TASK DETAILS
Would you print the full listing word for word?

[RECORD EXTRACTS Boundary: Start]

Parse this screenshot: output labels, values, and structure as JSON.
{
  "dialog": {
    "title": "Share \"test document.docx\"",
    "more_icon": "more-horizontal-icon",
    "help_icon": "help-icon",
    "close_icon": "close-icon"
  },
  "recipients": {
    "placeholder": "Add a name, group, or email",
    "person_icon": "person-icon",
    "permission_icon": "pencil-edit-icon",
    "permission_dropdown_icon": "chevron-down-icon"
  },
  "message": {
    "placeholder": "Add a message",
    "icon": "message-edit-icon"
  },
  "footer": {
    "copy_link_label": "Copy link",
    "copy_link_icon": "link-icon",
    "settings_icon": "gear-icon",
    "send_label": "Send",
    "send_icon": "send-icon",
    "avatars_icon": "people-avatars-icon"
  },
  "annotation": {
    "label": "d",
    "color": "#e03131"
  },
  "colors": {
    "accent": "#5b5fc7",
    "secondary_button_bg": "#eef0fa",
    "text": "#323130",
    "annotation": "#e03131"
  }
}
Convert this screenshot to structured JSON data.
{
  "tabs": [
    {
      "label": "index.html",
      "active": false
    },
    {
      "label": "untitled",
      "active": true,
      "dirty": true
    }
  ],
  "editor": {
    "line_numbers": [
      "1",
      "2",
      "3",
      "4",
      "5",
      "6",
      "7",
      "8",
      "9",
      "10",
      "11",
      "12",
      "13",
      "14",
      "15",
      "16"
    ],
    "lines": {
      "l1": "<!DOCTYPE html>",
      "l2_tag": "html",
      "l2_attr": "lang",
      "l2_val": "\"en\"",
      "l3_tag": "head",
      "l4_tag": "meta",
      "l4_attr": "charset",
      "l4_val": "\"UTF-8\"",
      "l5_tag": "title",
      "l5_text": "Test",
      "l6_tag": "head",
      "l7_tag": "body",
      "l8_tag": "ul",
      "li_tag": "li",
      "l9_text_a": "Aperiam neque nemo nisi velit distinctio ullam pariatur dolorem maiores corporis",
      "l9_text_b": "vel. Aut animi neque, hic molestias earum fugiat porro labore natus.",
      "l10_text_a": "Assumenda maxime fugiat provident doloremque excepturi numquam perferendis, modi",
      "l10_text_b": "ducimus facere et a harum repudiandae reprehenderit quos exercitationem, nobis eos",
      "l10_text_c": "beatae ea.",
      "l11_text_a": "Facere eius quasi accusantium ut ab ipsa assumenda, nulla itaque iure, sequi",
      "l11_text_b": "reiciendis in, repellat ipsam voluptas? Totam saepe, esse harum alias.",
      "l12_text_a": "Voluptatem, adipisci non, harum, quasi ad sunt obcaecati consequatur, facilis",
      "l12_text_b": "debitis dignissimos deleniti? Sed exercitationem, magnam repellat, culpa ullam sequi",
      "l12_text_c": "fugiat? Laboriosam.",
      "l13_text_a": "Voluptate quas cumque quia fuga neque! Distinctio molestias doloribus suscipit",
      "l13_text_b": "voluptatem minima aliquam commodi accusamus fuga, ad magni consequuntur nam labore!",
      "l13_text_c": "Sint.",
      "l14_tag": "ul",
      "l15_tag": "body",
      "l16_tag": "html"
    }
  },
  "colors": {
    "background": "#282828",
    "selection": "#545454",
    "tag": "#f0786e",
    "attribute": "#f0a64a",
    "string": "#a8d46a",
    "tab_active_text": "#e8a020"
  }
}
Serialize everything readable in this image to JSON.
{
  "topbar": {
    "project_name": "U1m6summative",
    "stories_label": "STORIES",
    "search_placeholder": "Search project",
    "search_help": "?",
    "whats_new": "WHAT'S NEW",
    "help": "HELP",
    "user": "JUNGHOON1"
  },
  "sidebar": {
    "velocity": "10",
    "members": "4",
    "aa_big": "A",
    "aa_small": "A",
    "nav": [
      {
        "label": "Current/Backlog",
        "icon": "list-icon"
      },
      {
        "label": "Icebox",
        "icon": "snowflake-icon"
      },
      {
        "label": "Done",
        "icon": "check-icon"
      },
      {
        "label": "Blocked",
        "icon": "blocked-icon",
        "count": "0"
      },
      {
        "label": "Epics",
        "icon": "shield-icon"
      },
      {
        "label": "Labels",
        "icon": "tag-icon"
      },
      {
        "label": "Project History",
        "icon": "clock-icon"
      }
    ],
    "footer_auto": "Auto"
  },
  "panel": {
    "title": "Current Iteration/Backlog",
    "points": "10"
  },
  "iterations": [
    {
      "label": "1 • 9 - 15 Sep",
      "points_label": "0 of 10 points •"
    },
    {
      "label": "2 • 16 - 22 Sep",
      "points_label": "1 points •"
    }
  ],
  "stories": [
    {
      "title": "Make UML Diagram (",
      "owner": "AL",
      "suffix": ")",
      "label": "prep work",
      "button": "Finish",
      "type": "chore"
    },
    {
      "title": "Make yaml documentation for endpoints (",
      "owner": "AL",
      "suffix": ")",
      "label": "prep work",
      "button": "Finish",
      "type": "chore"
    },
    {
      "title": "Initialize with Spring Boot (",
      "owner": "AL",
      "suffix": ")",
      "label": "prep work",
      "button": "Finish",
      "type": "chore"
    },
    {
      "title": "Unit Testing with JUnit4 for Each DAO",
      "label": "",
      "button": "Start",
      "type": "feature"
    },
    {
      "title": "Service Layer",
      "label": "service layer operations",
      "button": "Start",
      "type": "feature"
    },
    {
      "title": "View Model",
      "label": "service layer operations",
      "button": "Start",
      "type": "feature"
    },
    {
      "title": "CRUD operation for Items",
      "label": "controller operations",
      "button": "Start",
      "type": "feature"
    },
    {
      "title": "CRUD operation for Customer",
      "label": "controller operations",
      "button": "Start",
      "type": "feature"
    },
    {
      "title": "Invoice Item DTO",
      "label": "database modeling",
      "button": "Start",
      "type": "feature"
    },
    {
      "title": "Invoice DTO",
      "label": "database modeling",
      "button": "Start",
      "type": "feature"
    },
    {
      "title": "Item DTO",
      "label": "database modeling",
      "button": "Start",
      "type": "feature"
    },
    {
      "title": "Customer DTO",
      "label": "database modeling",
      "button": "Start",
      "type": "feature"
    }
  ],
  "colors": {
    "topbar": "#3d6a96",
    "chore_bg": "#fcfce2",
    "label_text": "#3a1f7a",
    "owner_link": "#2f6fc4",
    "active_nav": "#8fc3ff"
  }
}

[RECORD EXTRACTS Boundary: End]

WORKED SOLUTION
Parse this screenshot: output labels, values, and structure as JSON.
{
  "dialog": {
    "title": "Share \"test document.docx\"",
    "more_icon": "more-horizontal-icon",
    "help_icon": "help-icon",
    "close_icon": "close-icon"
  },
  "recipients": {
    "placeholder": "Add a name, group, or email",
    "person_icon": "person-icon",
    "permission_icon": "pencil-edit-icon",
    "permission_dropdown_icon": "chevron-down-icon"
  },
  "message": {
    "placeholder": "Add a message",
    "icon": "message-edit-icon"
  },
  "footer": {
    "copy_link_label": "Copy link",
    "copy_link_icon": "link-icon",
    "settings_icon": "gear-icon",
    "send_label": "Send",
    "send_icon": "send-icon",
    "avatars_icon": "people-avatars-icon"
  },
  "annotation": {
    "label": "d",
    "color": "#e03131"
  },
  "colors": {
    "accent": "#5b5fc7",
    "secondary_button_bg": "#eef0fa",
    "text": "#323130",
    "annotation": "#e03131"
  }
}
Convert this screenshot to structured JSON data.
{
  "tabs": [
    {
      "label": "index.html",
      "active": false
    },
    {
      "label": "untitled",
      "active": true,
      "dirty": true
    }
  ],
  "editor": {
    "line_numbers": [
      "1",
      "2",
      "3",
      "4",
      "5",
      "6",
      "7",
      "8",
      "9",
      "10",
      "11",
      "12",
      "13",
      "14",
      "15",
      "16"
    ],
    "lines": {
      "l1": "<!DOCTYPE html>",
      "l2_tag": "html",
      "l2_attr": "lang",
      "l2_val": "\"en\"",
      "l3_tag": "head",
      "l4_tag": "meta",
      "l4_attr": "charset",
      "l4_val": "\"UTF-8\"",
      "l5_tag": "title",
      "l5_text": "Test",
      "l6_tag": "head",
      "l7_tag": "body",
      "l8_tag": "ul",
      "li_tag": "li",
      "l9_text_a": "Aperiam neque nemo nisi velit distinctio ullam pariatur dolorem maiores corporis",
      "l9_text_b": "vel. Aut animi neque, hic molestias earum fugiat porro labore natus.",
      "l10_text_a": "Assumenda maxime fugiat provident doloremque excepturi numquam perferendis, modi",
      "l10_text_b": "ducimus facere et a harum repudiandae reprehenderit quos exercitationem, nobis eos",
      "l10_text_c": "beatae ea.",
      "l11_text_a": "Facere eius quasi accusantium ut ab ipsa assumenda, nulla itaque iure, sequi",
      "l11_text_b": "reiciendis in, repellat ipsam voluptas? Totam saepe, esse harum alias.",
      "l12_text_a": "Voluptatem, adipisci non, harum, quasi ad sunt obcaecati consequatur, facilis",
      "l12_text_b": "debitis dignissimos deleniti? Sed exercitationem, magnam repellat, culpa ullam sequi",
      "l12_text_c": "fugiat? Laboriosam.",
      "l13_text_a": "Voluptate quas cumque quia fuga neque! Distinctio molestias doloribus suscipit",
      "l13_text_b": "voluptatem minima aliquam commodi accusamus fuga, ad magni consequuntur nam labore!",
      "l13_text_c": "Sint.",
      "l14_tag": "ul",
      "l15_tag": "body",
      "l16_tag": "html"
    }
  },
  "colors": {
    "background": "#282828",
    "selection": "#545454",
    "tag": "#f0786e",
    "attribute": "#f0a64a",
    "string": "#a8d46a",
    "tab_active_text": "#e8a020"
  }
}
Serialize everything readable in this image to JSON.
{
  "topbar": {
    "project_name": "U1m6summative",
    "stories_label": "STORIES",
    "search_placeholder": "Search project",
    "search_help": "?",
    "whats_new": "WHAT'S NEW",
    "help": "HELP",
    "user": "JUNGHOON1"
  },
  "sidebar": {
    "velocity": "10",
    "members": "4",
    "aa_big": "A",
    "aa_small": "A",
    "nav": [
      {
        "label": "Current/Backlog",
        "icon": "list-icon"
      },
      {
        "label": "Icebox",
        "icon": "snowflake-icon"
      },
      {
        "label": "Done",
        "icon": "check-icon"
      },
      {
        "label": "Blocked",
        "icon": "blocked-icon",
        "count": "0"
      },
      {
        "label": "Epics",
        "icon": "shield-icon"
      },
      {
        "label": "Labels",
        "icon": "tag-icon"
      },
      {
        "label": "Project History",
        "icon": "clock-icon"
      }
    ],
    "footer_auto": "Auto"
  },
  "panel": {
    "title": "Current Iteration/Backlog",
    "points": "10"
  },
  "iterations": [
    {
      "label": "1 • 9 - 15 Sep",
      "points_label": "0 of 10 points •"
    },
    {
      "label": "2 • 16 - 22 Sep",
      "points_label": "1 points •"
    }
  ],
  "stories": [
    {
      "title": "Make UML Diagram (",
      "owner": "AL",
      "suffix": ")",
      "label": "prep work",
      "button": "Finish",
      "type": "chore"
    },
    {
      "title": "Make yaml documentation for endpoints (",
      "owner": "AL",
      "suffix": ")",
      "label": "prep work",
      "button": "Finish",
      "type": "chore"
    },
    {
      "title": "Initialize with Spring Boot (",
      "owner": "AL",
      "suffix": ")",
      "label": "prep work",
      "button": "Finish",
      "type": "chore"
    },
    {
      "title": "Unit Testing with JUnit4 for Each DAO",
      "label": "",
      "button": "Start",
      "type": "feature"
    },
    {
      "title": "Service Layer",
      "label": "service layer operations",
      "button": "Start",
      "type": "feature"
    },
    {
      "title": "View Model",
      "label": "service layer operations",
      "button": "Start",
      "type": "feature"
    },
    {
      "title": "CRUD operation for Items",
      "label": "controller operations",
      "button": "Start",
      "type": "feature"
    },
    {
      "title": "CRUD operation for Customer",
      "label": "controller operations",
      "button": "Start",
      "type": "feature"
    },
    {
      "title": "Invoice Item DTO",
      "label": "database modeling",
      "button": "Start",
      "type": "feature"
    },
    {
      "title": "Invoice DTO",
      "label": "database modeling",
      "button": "Start",
      "type": "feature"
    },
    {
      "title": "Item DTO",
      "label": "database modeling",
      "button": "Start",
      "type": "feature"
    },
    {
      "title": "Customer DTO",
      "label": "database modeling",
      "button": "Start",
      "type": "feature"
    }
  ],
  "colors": {
    "topbar": "#3d6a96",
    "chore_bg": "#fcfce2",
    "label_text": "#3a1f7a",
    "owner_link": "#2f6fc4",
    "active_nav": "#8fc3ff"
  }
}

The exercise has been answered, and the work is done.